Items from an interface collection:
* * * * *
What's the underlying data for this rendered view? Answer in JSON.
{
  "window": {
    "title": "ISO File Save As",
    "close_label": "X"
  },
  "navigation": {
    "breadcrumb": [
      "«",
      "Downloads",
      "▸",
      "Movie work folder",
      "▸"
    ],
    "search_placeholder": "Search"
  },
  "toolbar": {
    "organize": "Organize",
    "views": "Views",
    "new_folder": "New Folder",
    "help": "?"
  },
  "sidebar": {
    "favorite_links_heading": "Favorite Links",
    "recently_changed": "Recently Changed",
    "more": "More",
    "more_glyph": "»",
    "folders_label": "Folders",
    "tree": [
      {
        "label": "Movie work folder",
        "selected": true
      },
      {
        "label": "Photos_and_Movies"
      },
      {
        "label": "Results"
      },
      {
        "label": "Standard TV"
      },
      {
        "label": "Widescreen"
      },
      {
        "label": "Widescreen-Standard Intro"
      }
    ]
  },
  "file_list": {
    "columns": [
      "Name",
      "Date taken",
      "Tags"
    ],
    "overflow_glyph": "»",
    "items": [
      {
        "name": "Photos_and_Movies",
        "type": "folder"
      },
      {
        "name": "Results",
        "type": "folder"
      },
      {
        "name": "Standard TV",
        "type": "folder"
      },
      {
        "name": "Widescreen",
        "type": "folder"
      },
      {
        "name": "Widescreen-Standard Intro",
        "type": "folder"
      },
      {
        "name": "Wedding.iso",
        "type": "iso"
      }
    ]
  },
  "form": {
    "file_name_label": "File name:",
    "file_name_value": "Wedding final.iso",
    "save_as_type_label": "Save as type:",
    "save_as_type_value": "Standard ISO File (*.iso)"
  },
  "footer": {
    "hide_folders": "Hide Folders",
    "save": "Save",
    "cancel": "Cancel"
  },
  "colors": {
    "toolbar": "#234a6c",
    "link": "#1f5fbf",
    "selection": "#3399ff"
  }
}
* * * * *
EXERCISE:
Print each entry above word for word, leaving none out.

THE COMPLETED TASK:
What's the underlying data for this rendered view? Answer in JSON.
{
  "window": {
    "title": "ISO File Save As",
    "close_label": "X"
  },
  "navigation": {
    "breadcrumb": [
      "«",
      "Downloads",
      "▸",
      "Movie work folder",
      "▸"
    ],
    "search_placeholder": "Search"
  },
  "toolbar": {
    "organize": "Organize",
    "views": "Views",
    "new_folder": "New Folder",
    "help": "?"
  },
  "sidebar": {
    "favorite_links_heading": "Favorite Links",
    "recently_changed": "Recently Changed",
    "more": "More",
    "more_glyph": "»",
    "folders_label": "Folders",
    "tree": [
      {
        "label": "Movie work folder",
        "selected": true
      },
      {
        "label": "Photos_and_Movies"
      },
      {
        "label": "Results"
      },
      {
        "label": "Standard TV"
      },
      {
        "label": "Widescreen"
      },
      {
        "label": "Widescreen-Standard Intro"
      }
    ]
  },
  "file_list": {
    "columns": [
      "Name",
      "Date taken",
      "Tags"
    ],
    "overflow_glyph": "»",
    "items": [
      {
        "name": "Photos_and_Movies",
        "type": "folder"
      },
      {
        "name": "Results",
        "type": "folder"
      },
      {
        "name": "Standard TV",
        "type": "folder"
      },
      {
        "name": "Widescreen",
        "type": "folder"
      },
      {
        "name": "Widescreen-Standard Intro",
        "type": "folder"
      },
      {
        "name": "Wedding.iso",
        "type": "iso"
      }
    ]
  },
  "form": {
    "file_name_label": "File name:",
    "file_name_value": "Wedding final.iso",
    "save_as_type_label": "Save as type:",
    "save_as_type_value": "Standard ISO File (*.iso)"
  },
  "footer": {
    "hide_folders": "Hide Folders",
    "save": "Save",
    "cancel": "Cancel"
  },
  "colors": {
    "toolbar": "#234a6c",
    "link": "#1f5fbf",
    "selection": "#3399ff"
  }
}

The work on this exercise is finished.